crossref pmid pmc
17. Lowry L, Smith P, Qian W, Falk S, Benstead K, Illidge T, et al. Reduced dose radiotherapy for local control in non-Hodgkin lymphoma: a randomised phase III trial. Radiother Oncol. 2011;100:86–92.
crossref pmid
18. Yahalom J, Illidge T, Specht L, Hoppe RT, Li YX, Tsang R, et al. Modern radiation therapy for extranodal lymphomas: field and dose guidelines from the International Lymphoma Radiation Oncology Group. Int J Radiat Oncol Biol Phys. 2015;92:11–31.
crossref pmid
Editorial Office
Korean Cancer Association
Room 1824, Gwanghwamun Officia
92 Saemunan-ro, Jongno-gu, Seoul 03186, Korea
TEL: +82-2-3276-2410   FAX: +82-2-792-1410   E-mail: journal@cancer.or.kr
About |  Browse Articles |  Current Issue |  For Authors and Reviewers

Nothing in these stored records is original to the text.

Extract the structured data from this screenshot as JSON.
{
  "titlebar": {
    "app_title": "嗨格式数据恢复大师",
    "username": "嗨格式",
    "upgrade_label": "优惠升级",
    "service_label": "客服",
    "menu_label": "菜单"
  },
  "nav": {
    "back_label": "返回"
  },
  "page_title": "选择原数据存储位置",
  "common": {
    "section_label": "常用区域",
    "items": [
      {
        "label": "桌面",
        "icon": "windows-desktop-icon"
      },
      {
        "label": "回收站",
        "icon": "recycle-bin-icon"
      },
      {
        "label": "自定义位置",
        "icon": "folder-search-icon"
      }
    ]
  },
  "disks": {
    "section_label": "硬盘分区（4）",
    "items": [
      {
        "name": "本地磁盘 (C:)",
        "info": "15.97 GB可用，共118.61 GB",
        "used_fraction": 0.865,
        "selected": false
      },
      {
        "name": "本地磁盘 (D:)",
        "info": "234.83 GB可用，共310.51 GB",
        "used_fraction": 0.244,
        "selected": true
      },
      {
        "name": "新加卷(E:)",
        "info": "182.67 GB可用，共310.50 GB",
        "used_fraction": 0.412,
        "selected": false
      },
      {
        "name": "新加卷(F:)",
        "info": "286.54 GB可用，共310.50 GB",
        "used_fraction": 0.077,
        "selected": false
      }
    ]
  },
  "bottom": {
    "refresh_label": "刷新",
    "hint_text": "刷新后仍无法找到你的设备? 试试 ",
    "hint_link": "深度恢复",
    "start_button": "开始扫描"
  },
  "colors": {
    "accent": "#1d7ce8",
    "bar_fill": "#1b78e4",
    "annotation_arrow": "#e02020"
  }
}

Copyright © Korean Cancer Association.                 Developed in M2PI